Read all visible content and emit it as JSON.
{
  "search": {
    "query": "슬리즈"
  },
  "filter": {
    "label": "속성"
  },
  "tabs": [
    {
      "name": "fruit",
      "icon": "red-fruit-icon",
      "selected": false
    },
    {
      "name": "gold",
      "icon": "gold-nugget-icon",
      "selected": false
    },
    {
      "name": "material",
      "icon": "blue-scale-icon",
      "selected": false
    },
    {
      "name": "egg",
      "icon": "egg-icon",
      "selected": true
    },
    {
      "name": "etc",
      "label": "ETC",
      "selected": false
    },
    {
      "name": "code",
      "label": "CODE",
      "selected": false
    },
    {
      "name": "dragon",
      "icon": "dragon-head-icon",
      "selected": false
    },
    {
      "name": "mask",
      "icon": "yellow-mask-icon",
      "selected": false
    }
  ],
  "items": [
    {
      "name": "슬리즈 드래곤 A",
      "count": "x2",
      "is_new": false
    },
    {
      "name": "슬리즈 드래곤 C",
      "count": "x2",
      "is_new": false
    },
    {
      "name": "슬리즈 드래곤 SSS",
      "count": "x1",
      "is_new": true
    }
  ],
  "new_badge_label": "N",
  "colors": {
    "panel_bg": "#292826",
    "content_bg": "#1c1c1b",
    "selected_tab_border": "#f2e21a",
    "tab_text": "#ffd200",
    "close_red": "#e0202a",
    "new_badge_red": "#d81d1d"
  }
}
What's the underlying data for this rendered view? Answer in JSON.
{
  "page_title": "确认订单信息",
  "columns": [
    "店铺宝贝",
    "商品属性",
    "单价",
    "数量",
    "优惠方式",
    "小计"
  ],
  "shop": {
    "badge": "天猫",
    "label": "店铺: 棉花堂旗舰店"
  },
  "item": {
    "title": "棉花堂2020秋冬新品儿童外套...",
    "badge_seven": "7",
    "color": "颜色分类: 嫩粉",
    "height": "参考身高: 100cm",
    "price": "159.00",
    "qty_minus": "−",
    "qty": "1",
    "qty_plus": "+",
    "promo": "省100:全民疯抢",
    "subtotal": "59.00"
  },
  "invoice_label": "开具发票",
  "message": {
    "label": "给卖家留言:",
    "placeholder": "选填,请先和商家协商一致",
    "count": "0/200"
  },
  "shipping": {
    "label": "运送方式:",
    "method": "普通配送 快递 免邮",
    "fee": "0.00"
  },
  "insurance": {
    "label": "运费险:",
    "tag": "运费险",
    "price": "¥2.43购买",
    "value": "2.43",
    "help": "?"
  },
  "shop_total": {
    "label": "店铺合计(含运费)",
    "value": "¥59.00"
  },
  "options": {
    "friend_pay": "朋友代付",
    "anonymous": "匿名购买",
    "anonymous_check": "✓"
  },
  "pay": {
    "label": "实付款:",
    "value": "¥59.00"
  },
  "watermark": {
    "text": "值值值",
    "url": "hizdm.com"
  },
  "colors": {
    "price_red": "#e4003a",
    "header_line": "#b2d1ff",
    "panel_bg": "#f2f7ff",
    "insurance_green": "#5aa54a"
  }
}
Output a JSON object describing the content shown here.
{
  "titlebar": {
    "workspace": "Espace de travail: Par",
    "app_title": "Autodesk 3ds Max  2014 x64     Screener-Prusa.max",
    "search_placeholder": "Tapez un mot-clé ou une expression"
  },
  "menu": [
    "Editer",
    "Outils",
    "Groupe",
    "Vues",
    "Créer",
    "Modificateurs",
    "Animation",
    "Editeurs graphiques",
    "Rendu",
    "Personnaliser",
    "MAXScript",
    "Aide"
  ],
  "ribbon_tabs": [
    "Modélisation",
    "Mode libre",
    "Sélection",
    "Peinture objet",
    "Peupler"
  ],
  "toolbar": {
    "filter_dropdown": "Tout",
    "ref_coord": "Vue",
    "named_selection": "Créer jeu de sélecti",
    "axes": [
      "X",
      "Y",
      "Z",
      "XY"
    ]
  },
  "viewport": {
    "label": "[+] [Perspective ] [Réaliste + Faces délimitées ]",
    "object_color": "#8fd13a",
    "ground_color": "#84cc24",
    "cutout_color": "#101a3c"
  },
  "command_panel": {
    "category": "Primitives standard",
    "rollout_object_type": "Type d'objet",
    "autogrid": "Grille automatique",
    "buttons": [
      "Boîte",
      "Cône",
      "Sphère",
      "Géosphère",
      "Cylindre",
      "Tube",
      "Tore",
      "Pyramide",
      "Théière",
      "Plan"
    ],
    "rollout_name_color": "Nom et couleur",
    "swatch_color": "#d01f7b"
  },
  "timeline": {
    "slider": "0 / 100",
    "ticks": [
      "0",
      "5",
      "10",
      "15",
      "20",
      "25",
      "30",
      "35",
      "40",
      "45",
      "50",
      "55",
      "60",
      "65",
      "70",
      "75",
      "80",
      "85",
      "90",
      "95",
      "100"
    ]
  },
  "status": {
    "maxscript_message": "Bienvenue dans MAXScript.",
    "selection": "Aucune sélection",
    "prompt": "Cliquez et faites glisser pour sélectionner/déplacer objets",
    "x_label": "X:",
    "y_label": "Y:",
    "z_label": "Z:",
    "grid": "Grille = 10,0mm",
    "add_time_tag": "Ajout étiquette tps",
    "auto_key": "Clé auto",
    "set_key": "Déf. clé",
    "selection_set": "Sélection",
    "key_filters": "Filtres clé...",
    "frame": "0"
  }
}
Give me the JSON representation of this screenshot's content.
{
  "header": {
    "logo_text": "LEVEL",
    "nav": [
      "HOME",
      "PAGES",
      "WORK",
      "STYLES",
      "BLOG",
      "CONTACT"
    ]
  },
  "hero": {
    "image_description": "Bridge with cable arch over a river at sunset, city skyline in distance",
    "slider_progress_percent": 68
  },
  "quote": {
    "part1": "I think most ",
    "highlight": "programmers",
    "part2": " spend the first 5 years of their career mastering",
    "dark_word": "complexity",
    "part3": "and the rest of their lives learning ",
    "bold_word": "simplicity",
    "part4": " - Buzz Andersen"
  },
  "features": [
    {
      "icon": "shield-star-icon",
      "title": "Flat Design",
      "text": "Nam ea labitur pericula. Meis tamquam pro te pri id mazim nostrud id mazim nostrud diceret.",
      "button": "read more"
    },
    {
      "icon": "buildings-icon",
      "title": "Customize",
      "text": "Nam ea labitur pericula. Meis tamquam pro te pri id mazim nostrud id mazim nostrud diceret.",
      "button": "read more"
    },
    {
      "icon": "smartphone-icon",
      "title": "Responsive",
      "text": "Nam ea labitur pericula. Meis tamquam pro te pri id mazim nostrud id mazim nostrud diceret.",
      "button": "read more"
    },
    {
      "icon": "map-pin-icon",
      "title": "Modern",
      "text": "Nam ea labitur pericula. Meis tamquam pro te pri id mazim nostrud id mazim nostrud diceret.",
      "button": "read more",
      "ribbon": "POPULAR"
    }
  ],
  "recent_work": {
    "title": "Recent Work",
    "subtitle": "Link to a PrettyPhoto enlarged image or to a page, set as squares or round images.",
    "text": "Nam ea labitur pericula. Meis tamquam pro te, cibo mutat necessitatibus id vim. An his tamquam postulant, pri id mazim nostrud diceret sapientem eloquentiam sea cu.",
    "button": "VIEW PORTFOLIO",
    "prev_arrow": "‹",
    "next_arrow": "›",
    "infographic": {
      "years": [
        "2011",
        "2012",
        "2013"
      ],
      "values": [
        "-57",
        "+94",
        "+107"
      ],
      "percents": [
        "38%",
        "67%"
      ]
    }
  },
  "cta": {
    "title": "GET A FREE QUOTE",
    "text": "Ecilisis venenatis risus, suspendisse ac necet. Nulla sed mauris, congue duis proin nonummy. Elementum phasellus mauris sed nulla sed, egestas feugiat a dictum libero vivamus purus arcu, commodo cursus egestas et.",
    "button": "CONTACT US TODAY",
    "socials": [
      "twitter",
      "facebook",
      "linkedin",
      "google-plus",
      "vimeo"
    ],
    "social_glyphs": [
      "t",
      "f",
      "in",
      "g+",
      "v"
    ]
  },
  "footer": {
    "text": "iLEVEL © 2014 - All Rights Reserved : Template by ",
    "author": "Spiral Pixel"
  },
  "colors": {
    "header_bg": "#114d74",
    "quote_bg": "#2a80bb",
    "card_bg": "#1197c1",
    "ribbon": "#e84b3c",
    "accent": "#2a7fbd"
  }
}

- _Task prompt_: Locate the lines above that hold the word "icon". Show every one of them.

- _The answer_:
      "icon": "red-fruit-icon",
      "icon": "gold-nugget-icon",
      "icon": "blue-scale-icon",
      "icon": "egg-icon",
      "icon": "dragon-head-icon",
      "icon": "yellow-mask-icon",
      "icon": "shield-star-icon",
      "icon": "buildings-icon",
      "icon": "smartphone-icon",
      "icon": "map-pin-icon",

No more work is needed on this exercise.